Driveline and Transmission
If you experience difficulty shifting, have the transmission fluid and filter replaced. This may resolve the issue. Transmission fluid should be replaced every 30,000-60,000 miles. Instead of replacing the entire drive shaft as part of your maintenance routine or if you are experiencing issues, you may be able to have only the outer CV joints replaced. The inner CV joints typically don’t wear very much.
Now that you have some great tips for proper Audi maintenance, be sure to contact us at Shaus Motorsport in Aurora for your next maintenance or repair service. We would be happy to help you keep your Audi running smoothly.
May 26, 2017
Common Problems if You Own a Porsche
To help you be a better Porsche owner, here is a list of common problems if you own a Porsche from the experts Shaus Motorsport in Aurora. Because we specialize in servicing elite brands like Porsche and BMW, we know how important it is for an owner of such refined machinery to be familiar with their vehicles, both the good and the not so good. Luckily, if you experience any of these issues, you can certainly bring your vehicle to the shop for VIP repairs.

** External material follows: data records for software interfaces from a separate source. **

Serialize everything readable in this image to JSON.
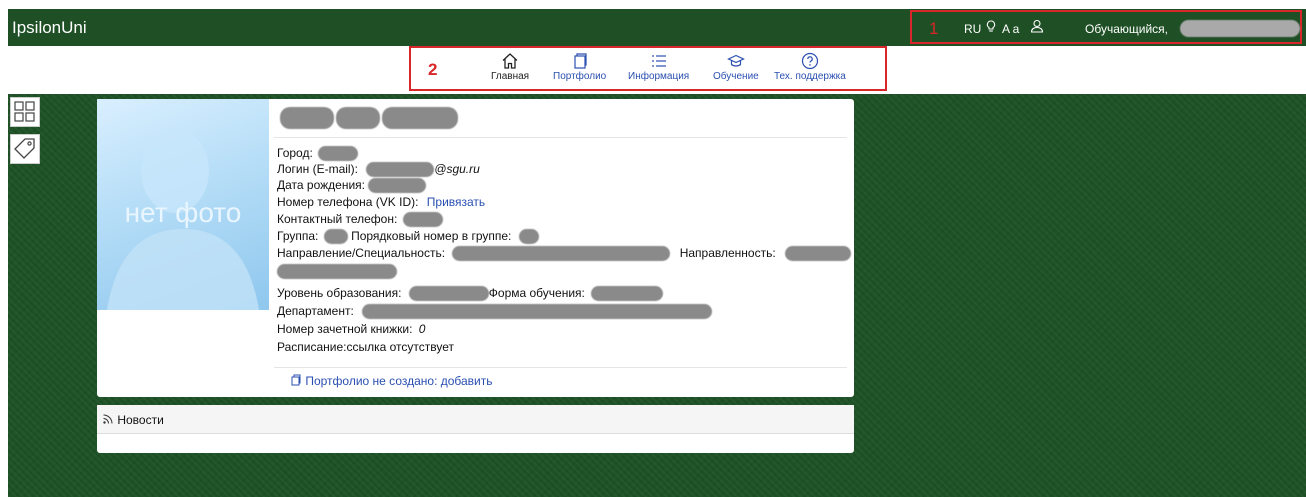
{
  "app": {
    "title": "IpsilonUni"
  },
  "topbar": {
    "annotation": "1",
    "lang": "RU",
    "font_size": "A a",
    "role_label": "Обучающийся,",
    "icons": [
      "lightbulb-icon",
      "user-icon"
    ]
  },
  "nav": {
    "annotation": "2",
    "items": [
      {
        "label": "Главная",
        "icon": "home-icon"
      },
      {
        "label": "Портфолио",
        "icon": "portfolio-icon"
      },
      {
        "label": "Информация",
        "icon": "list-icon"
      },
      {
        "label": "Обучение",
        "icon": "graduation-cap-icon"
      },
      {
        "label": "Тех. поддержка",
        "icon": "help-icon"
      }
    ]
  },
  "profile": {
    "photo_text": "нет фото",
    "city_label": "Город:",
    "login_label": "Логин (E-mail):",
    "login_domain": "@sgu.ru",
    "birth_label": "Дата рождения:",
    "phone_vk_label": "Номер телефона (VK ID):",
    "phone_vk_link": "Привязать",
    "contact_phone_label": "Контактный телефон:",
    "group_label": "Группа:",
    "group_order_label": "Порядковый номер в группе:",
    "direction_label": "Направление/Специальность:",
    "focus_label": "Направленность:",
    "edu_level_label": "Уровень образования:",
    "study_form_label": "Форма обучения:",
    "department_label": "Департамент:",
    "record_book_label": "Номер зачетной книжки:",
    "record_book_value": "0",
    "schedule_label": "Расписание:",
    "schedule_value": "ссылка отсутствует",
    "portfolio_link": "Портфолио не создано: добавить"
  },
  "news": {
    "title": "Новости"
  },
  "colors": {
    "topbar": "#1f4f25",
    "accent_link": "#2a4fb0",
    "annotation": "#d8262a",
    "background": "#1e5226"
  }
}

Burning Oil/Oil Leaks
On Porsche vehicles oil leaks can stem from a number of common sources. Valve cover gaskets are common sources, as are spark plug seals. The most frequent sources is also the most potentially destructive one: the rear main seal. In the center of the engine trans area a leaking main seal will be apparent. If a leak is occurring there, it will destroy the clutch in a manual vehicle very quickly.
Vehicles that are often stored away, such as Porsches will develop the leak during storage or during the initial start-up following a storage period. The heat of driving maintains the efficiency of the seal and in some instances, the leak will slow but still can do major damage. The downside is that the transmission must be removed to replace the seal when you bring your Porsche in for repair. It’s a tricky task.
No or Low Battery Power
When a car, like a Porsche, is not driven as much as it could be, no or low battery power can become an issue. Vehicles continue to use some battery power during storage and some, such as the Porsche, use more than expected. Losing battery power completely can cause additional annoyance and headaches because it resets multiple systems. You can avoid this issue by using a battery maintainer any time you will not be driving the car for two or more weeks.
Check Engine Light
There can be a number of different reasons that the check engine light goes on in a Porsche. One of the most commons issues for a 6-cylinder is a problem in the MAF and O2 systems. Often the front O2 sensors fail and will cause the MAF to endeavor to compensate for the failure. Frequently, only the O2 sensors will be replaced but within a couple hundred miles or so, the check engine light will be back on. The reason will be that the MAF is now failing as well. We, at Shaus Motorsports, will generally recommend replacing both the O2 sensors and the MAF at the same time to avoid this issue.
Heavy Clutch Pedal on Your Turbo 911
In 911 Turbo Porsches, the clutch pedal can become heavy. If this is the case, it is likely that the cause may be the pressure accumulator. This device is designed to maintain the necessary hydraulic pressure to operate the clutch after the engine stops. Often, the device will not function prior to startup because it is leaking pressure back into the system. If the accumulator has failed, the slave cylinder is also frequently harmed and may also need to be replaced. If the slave cylinder is fine, expect that its lifespan has probably been shortened by this problem.
Recognizing some of the common problems if you own a Porsche will allow you to spot them earlier and in some cases prevent them. If you end up experiencing one of the above issues or if you have a different problem with your Porsche, contact us at Shaus Motorsport in Aurora and we can get your Porsche issue fixed quickly and to our high standards.